About Us | Help Videos | Contact Us | Subscriptions



This article in SSSAJ

  1. Vol. 44 No. 6, p. 1256-1262
    Received: Jan 22, 1980
    Accepted: May 27, 1980

Request Permissions


Comparison of Modified Urea Fertilizers and Estimation of Their Availability Coefficient Using Quadratic Models1

  1. Hernan R. Tejeda,
  2. Chong W. Hong and
  3. Paul L. G. Vlek2



A procedure to compare N fertilizers based on comparing complete response curves simultaneously represented by a quadratic multifertilizer response model (MRM) is discussed. A modified version of the MRM, called fertilizer testing model (FTM), is used to test differences among response curves. The FTM describes the response curve to a fertilizer selected as a standard as well as the additional effect of test fertilizers over the response to the standard. In case of different response curves, an approximate test to decide whether the curves have equal limiting yield is introduced. Finally, a procedure to estimate the availability coefficient from quadratic response curves having equal limiting yield is derived.

These procedures were employed to analyze six field experiments conducted over a period of 3 years in Korea using three varieties of rice (Oryza sativa L. ‘Tongil,’ ‘Jinheung,’ and ‘Milyang 23’) and three fertilizers (urea and two sulfur-coated ureas, or SCU) applied at four or five levels of N. Two out of six experiments showed a significant effect from SCU-A (25% release/7 days) beyond that of split-applied urea, whereas SCU-B (14% release/7 days) showed significant additional effects in three out of five experiments. However, in four of these six experiments, the limiting yield of the response curves of SCU was significantly higher than that of urea, precluding a valid estimation of the availability coefficient.
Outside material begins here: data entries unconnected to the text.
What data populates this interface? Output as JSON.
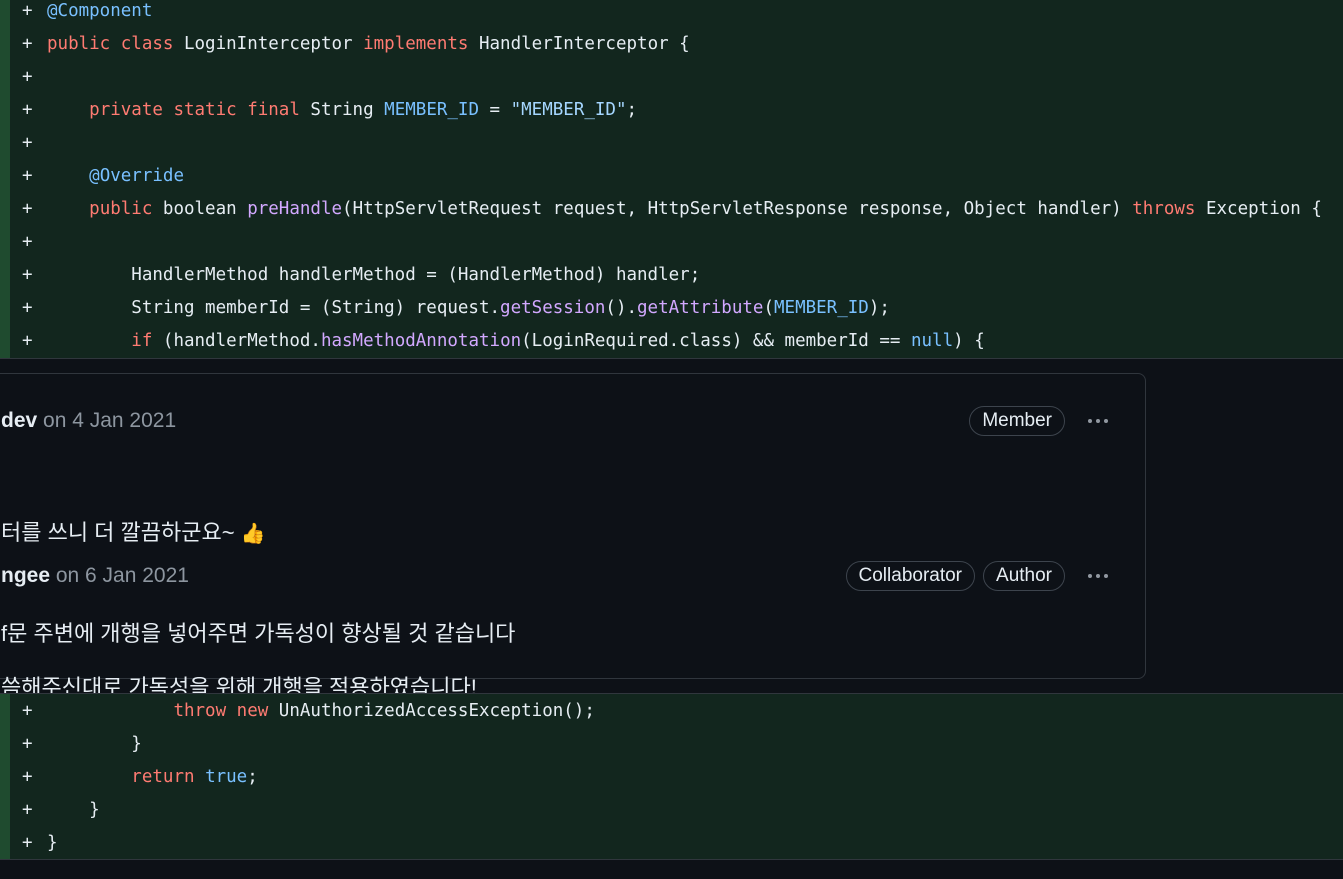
{
  "diff_top": [
    {
      "segments": [
        {
          "t": "@Component",
          "c": "ann"
        }
      ]
    },
    {
      "segments": [
        {
          "t": "public class",
          "c": "kw"
        },
        {
          "t": " LoginInterceptor ",
          "c": ""
        },
        {
          "t": "implements",
          "c": "kw"
        },
        {
          "t": " HandlerInterceptor {",
          "c": ""
        }
      ]
    },
    {
      "segments": []
    },
    {
      "segments": [
        {
          "t": "    ",
          "c": ""
        },
        {
          "t": "private static final",
          "c": "kw"
        },
        {
          "t": " String ",
          "c": ""
        },
        {
          "t": "MEMBER_ID",
          "c": "const"
        },
        {
          "t": " = ",
          "c": ""
        },
        {
          "t": "\"MEMBER_ID\"",
          "c": "str"
        },
        {
          "t": ";",
          "c": ""
        }
      ]
    },
    {
      "segments": []
    },
    {
      "segments": [
        {
          "t": "    ",
          "c": ""
        },
        {
          "t": "@Override",
          "c": "ann"
        }
      ]
    },
    {
      "segments": [
        {
          "t": "    ",
          "c": ""
        },
        {
          "t": "public",
          "c": "kw"
        },
        {
          "t": " boolean ",
          "c": ""
        },
        {
          "t": "preHandle",
          "c": "fn"
        },
        {
          "t": "(HttpServletRequest request, HttpServletResponse response, Object handler) ",
          "c": ""
        },
        {
          "t": "throws",
          "c": "kw"
        },
        {
          "t": " Exception {",
          "c": ""
        }
      ]
    },
    {
      "segments": []
    },
    {
      "segments": [
        {
          "t": "        HandlerMethod handlerMethod = (HandlerMethod) handler;",
          "c": ""
        }
      ]
    },
    {
      "segments": [
        {
          "t": "        String memberId = (String) request.",
          "c": ""
        },
        {
          "t": "getSession",
          "c": "fn"
        },
        {
          "t": "().",
          "c": ""
        },
        {
          "t": "getAttribute",
          "c": "fn"
        },
        {
          "t": "(",
          "c": ""
        },
        {
          "t": "MEMBER_ID",
          "c": "const"
        },
        {
          "t": ");",
          "c": ""
        }
      ]
    },
    {
      "segments": [
        {
          "t": "        ",
          "c": ""
        },
        {
          "t": "if",
          "c": "kw"
        },
        {
          "t": " (handlerMethod.",
          "c": ""
        },
        {
          "t": "hasMethodAnnotation",
          "c": "fn"
        },
        {
          "t": "(LoginRequired.class) && memberId == ",
          "c": ""
        },
        {
          "t": "null",
          "c": "const"
        },
        {
          "t": ") {",
          "c": ""
        }
      ]
    }
  ],
  "diff_bottom": [
    {
      "segments": [
        {
          "t": "            ",
          "c": ""
        },
        {
          "t": "throw new",
          "c": "kw"
        },
        {
          "t": " UnAuthorizedAccessException();",
          "c": ""
        }
      ]
    },
    {
      "segments": [
        {
          "t": "        }",
          "c": ""
        }
      ]
    },
    {
      "segments": [
        {
          "t": "        ",
          "c": ""
        },
        {
          "t": "return",
          "c": "kw"
        },
        {
          "t": " ",
          "c": ""
        },
        {
          "t": "true",
          "c": "const"
        },
        {
          "t": ";",
          "c": ""
        }
      ]
    },
    {
      "segments": [
        {
          "t": "    }",
          "c": ""
        }
      ]
    },
    {
      "segments": [
        {
          "t": "}",
          "c": ""
        }
      ]
    }
  ],
  "diff_marker": "+",
  "comments": [
    {
      "author": "dev",
      "date": " on 4 Jan 2021",
      "badges": [
        "Member"
      ],
      "body_lines": [
        "터를 쓰니 더 깔끔하군요~ ",
        "f문 주변에 개행을 넣어주면 가독성이 향상될 것 같습니다"
      ],
      "emoji": "👍"
    },
    {
      "author": "ngee",
      "date": " on 6 Jan 2021",
      "badges": [
        "Collaborator",
        "Author"
      ],
      "body_lines": [
        "씀해주신대로 가독성을 위해 개행을 적용하였습니다!"
      ],
      "emoji": ""
    }
  ]
}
Possibly, the proper combination of N dose and timed release of N from SCU in these experiments translated into grain yields unmatched by split applications of urea.

  Please view the pdf by using the Full Text (PDF) link under 'View' to the left.

Copyright © . Soil Science Society of America